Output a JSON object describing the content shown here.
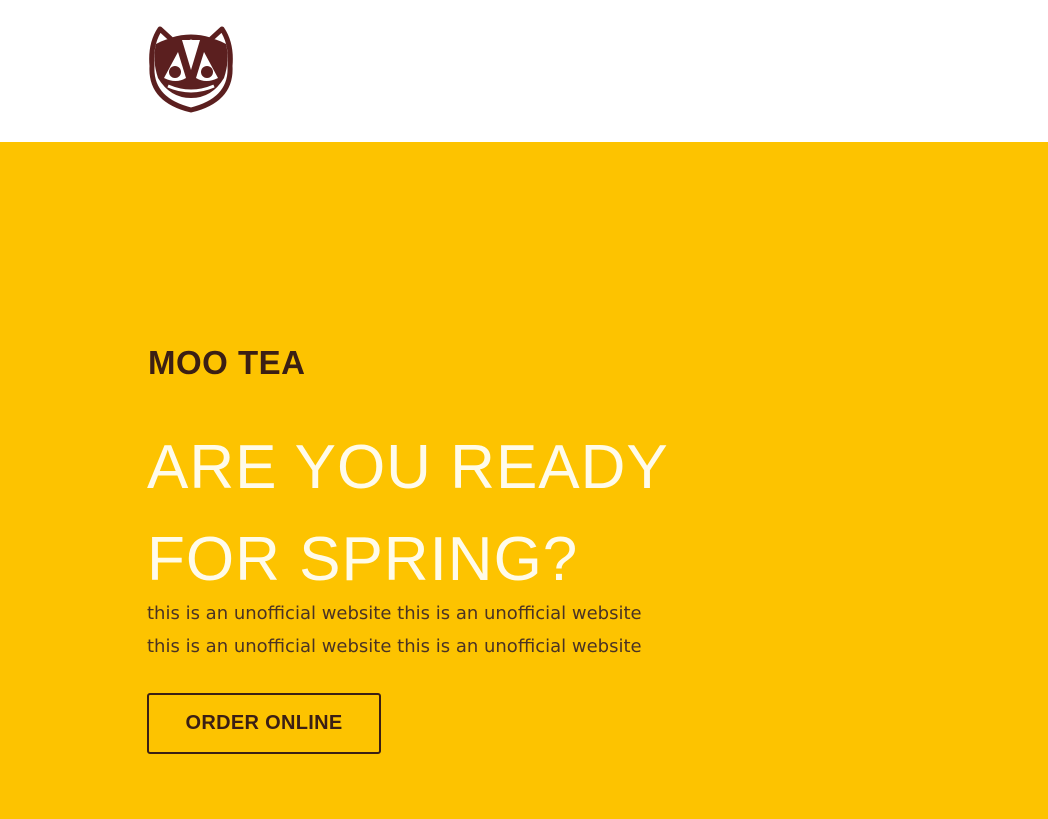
{
  "header": {
    "logo_icon": "cow-face-logo-icon",
    "logo_color": "#5b1f1f"
  },
  "hero": {
    "background_color": "#fdc300",
    "brand": "MOO TEA",
    "headline_line1": "ARE YOU READY",
    "headline_line2": "FOR SPRING?",
    "tagline_line1": "this is an unofficial website this is an unofficial website",
    "tagline_line2": "this is an unofficial website this is an unofficial website",
    "cta_label": "ORDER ONLINE"
  }
}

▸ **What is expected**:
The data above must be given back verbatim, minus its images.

▸ **Response box**:
Output a JSON object describing the content shown here.
{
  "header": {
    "logo_icon": "cow-face-logo-icon",
    "logo_color": "#5b1f1f"
  },
  "hero": {
    "background_color": "#fdc300",
    "brand": "MOO TEA",
    "headline_line1": "ARE YOU READY",
    "headline_line2": "FOR SPRING?",
    "tagline_line1": "this is an unofficial website this is an unofficial website",
    "tagline_line2": "this is an unofficial website this is an unofficial website",
    "cta_label": "ORDER ONLINE"
  }
}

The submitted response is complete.